  1. a term used to describe a firm's concentration on a single or limited range of business activities. By focusing on a ‘core activity’ the firm is better able to reap the benefits of SPECIALIZATION and access ECONOMIES OF SCALE, increase its MARKET SHARE and concentrate management's attention and capabilities on ‘what they know best’. On the debit side, however, over-specialization may make the firm vulnerable to cyclical and secular downturns in demand while limiting opportunities for achieving long-run growth. See HORIZONTAL INTEGRATION, COMPETITIVE STRATEGY. Contrast DIVERSIFICATION.
  2. a means of organizing production. See PRODUCT-FOCUSED LAYOUT.
  3. a means of conducting market research by the use of ‘focus groups’. See MARKETING INTELLIGENCE.
  4. competing in (‘targeting’) one MARKET SEGMENT only (also known as niche targeting or marketing.) See CONCENTRATED MARKETING or TARGETING STRATEGY, DIFFERENTIATED MARKETING or TARGETING STRATEGY.
Collins Dictionary of Business, 3rd ed. © 2002, 2005 C Pass, B Lowes, A Pendleton, L Chadwick, D O’Reilly and M Afferson

focus

a term used to describe a firm's concentration on a single or limited range of business activities. By focusing on a ‘core activity’, the firm is better able to reap the benefits of SPECIALIZATION and access ECONOMIES OF SCALE, increase its MARKET SHARE and concentrate management's attention and capabilities on ‘what they know best’. On the debit side, however, over-specialization may make the firm vulnerable to cyclical and secular downturns in demand while limiting opportunities for achieving long-run growth. See HORIZONTAL INTEGRATION, DIVERSIFICATION.
Collins Dictionary of Economics, 4th ed. © C. Pass, B. Lowes, L. Davies 2005
References in periodicals archive ?
Professional ballet dancers showed a high degree of creativity and diversity in their attentional foci. Over many years or even decades of their active careers, they presumably developed certain preferred foci based on what seemed to "work" for them or on instructions they received from their teachers.

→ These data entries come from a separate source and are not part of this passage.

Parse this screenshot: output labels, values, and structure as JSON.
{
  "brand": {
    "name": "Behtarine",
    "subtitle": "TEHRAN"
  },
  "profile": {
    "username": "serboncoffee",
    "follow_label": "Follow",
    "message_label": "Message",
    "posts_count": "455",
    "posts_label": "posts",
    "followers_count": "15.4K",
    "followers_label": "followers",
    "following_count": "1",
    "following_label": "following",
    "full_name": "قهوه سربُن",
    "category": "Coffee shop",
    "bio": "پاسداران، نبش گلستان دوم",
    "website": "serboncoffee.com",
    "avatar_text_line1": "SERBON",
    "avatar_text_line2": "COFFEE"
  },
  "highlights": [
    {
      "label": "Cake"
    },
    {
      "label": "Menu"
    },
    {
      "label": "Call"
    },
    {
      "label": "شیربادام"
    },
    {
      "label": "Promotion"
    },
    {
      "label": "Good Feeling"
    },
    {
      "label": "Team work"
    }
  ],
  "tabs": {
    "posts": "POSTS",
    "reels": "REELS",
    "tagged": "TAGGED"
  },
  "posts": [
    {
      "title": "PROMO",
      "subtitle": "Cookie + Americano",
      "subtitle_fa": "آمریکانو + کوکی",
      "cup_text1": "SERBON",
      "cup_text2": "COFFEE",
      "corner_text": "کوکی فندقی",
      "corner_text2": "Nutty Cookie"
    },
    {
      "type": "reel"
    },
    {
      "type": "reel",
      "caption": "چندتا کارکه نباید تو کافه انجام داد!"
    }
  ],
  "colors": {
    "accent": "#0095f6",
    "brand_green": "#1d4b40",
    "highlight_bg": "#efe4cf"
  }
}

In contrast, a pirouette, where balance demands are combined and coordinated with dynamic rotation, appears to lend itself to combinations of internal and external foci, such as "lengthening diagonals in upper body," "spiraling and opening/closing the arms," or "push off the floor and use your whole body to turn." Finally, the dynamic and ballistic motion of the grand jete, which leaves little time for conscious control, likely explains the predominance of external images such as "gliding through air," "imagine jumping over something," or "reach for the sky." Nevertheless, even for the grand jete, more than half of the respondents (57%) indicated that they partially adopted internal foci (internal focus or combination).
With the help of a 2x2x2 (rehabilitation contexts -- community and labor force -- x adjustment domains -- physical and psychosocial -- x intervention foci -- person-aimed and environment-aimed) matrix, eight conceptually, albeit somewhat simplified, unique groups of rehabilitation intervention strategies may be created (see Figure 1).